  return variables;

 protected boolean internalHasVariable(final String name) {
  for (Variable variable : fInterpreter.getNameSpace().getDeclaredVariables()) {
   if (variable.getName().equals(name))
    return true;

  return false;

 protected void internalSetVariable(final String name, final Object content) {
  try {
   fInterpreter.set(name, content);
  } catch (EvalError e) {
   Logger.error("org.eclipse.ease.lang.beanshell", "Cannot set variable \"" + name + "\"", e);

 protected Object internalRemoveVariable(final String name) {
  Object content = internalGetVariable(name);

  return content;

 public String getSaveVariableName(final String name) {
  return BeanShellHelper.getSaveName(name);
We purely dig into the beanshell interpreter and investigate its namespace.
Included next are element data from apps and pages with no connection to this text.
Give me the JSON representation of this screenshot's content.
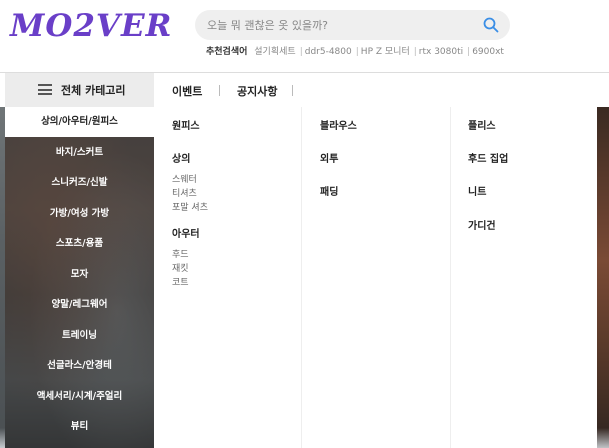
{
  "header": {
    "logo": "MO2VER",
    "search_placeholder": "오늘 뭐 괜찮은 옷 있을까?",
    "keywords_label": "추천검색어",
    "keywords": [
      "설기획세트",
      "ddr5-4800",
      "HP Z 모니터",
      "rtx 3080ti",
      "6900xt"
    ]
  },
  "nav": {
    "categories_toggle": "전체 카테고리",
    "links": [
      "이벤트",
      "공지사항"
    ]
  },
  "sidebar": {
    "items": [
      "상의/아우터/원피스",
      "바지/스커트",
      "스니커즈/신발",
      "가방/여성 가방",
      "스포츠/용품",
      "모자",
      "양말/레그웨어",
      "트레이닝",
      "선글라스/안경테",
      "액세서리/시계/주얼리",
      "뷰티"
    ],
    "active_index": 0
  },
  "mega_menu": {
    "col1": {
      "dress": "원피스",
      "tops": "상의",
      "tops_items": [
        "스웨터",
        "티셔츠",
        "포말 셔츠"
      ],
      "outer": "아우터",
      "outer_items": [
        "후드",
        "재킷",
        "코트"
      ]
    },
    "col2": {
      "blouse": "블라우스",
      "outerwear": "외투",
      "padding": "패딩"
    },
    "col3": {
      "fleece": "플리스",
      "hood_zipup": "후드 집업",
      "knit": "니트",
      "cardigan": "가디건"
    }
  },
  "colors": {
    "brand": "#6a3fc8",
    "search_icon": "#3a8ee6"
  }
}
The BeanShellHelper class is copied from the JavaScriptHelper and provides basic checks on variable names.

Once launched, the Script Shell will show a list of all available variables in your interpreter attached in the container right to the shell.

Monday, December 7, 2015

A new interpreter for EASE (1): Playing with beanshell

This new series will provide a guide how to integrate your own interpreter in EASE. As a showcase we will implement an interpreter for BeanShell.

Read all tutorials from this series.

Source code for this tutorial is available on github as a single zip archive, as a Team Project Set or you can browse the files online. 

Step 1: Evaluate interpreter candidates

The bare minimum requirement for an interpreter to do something useful with EASE is to support an execute() method that accepts and executes arbitrary strings of script code. This will allow to use the interpreter in the script shell and to create script files and execute them using the EASE launch target.

Now EASE typically integrates interpreters that run natively on the JRE. This allows scripts to seamlessly interact with the current application. Such interpreters have some additional requirements:
  • access native java objects (eg. java.lang.System)
  • set/get variables in the interpreter
  • allow to define functions/methods
  • redirect input/output/error streams
Interpreters like Rhino or Jython support these extended requirements and therefore allow to write scripts that fully integrate into EASE.

However much simpler interpreters may make sense in some cases. I have played around with such interpreters and built a basic git console and a bash console. Both are in a proof of concept state, but might indicate what can be done with EASE.

Step 2: Integrating BeanShell

We will concentrate on BeanShell, so download the latest stable build.

Now create a new Plug-in from Existing JAR Archives. On the next page hit Add External and add the downloaded bsh-<version>.jar. Set the project name to org.beanshell and select Unzip the JAR archives into the project.

Open the Plug-in Manifest Editor and make sure that the bsh package is correctly exported on the Runtime tab.

Step 3: Play with the interpreter

To learn how the interpreter works we create a Java Project org.beanshell.playground. Add our org.beanshell project to the Java Build Path and create a test class with a main method:
package org.beanshell.playground;

import java.util.Date;

import bsh.EvalError;
import bsh.Interpreter;

public class RunEmbedded {

 private static final String[] CODE_FRAGMENTS = new String[] { "2+3", "foo*10", "new\"/\").exists()",
   "sum(a,b){\n return a+b;\n }\nsum(40,2)" };

 public static void main(String[] args) throws EvalError, FileNotFoundException, IOException {
  Interpreter interpreter = new Interpreter(); // Construct an interpreter

  // set variables
  interpreter.set("foo", 5);
  interpreter.set("date", new Date());

  // get variables
  Object date = interpreter.get("date");

  // evaluate statements
  for (String code : CODE_FRAGMENTS) {

A simple embedding example was quickly found using google, now our tests show how to get/set variables and how to execute various pieces of code. From what we can see so far BeanShell is a perfect candidate for scripting.

The following tutorials will show how to integrate the interpreter in EASE, stay tuned!.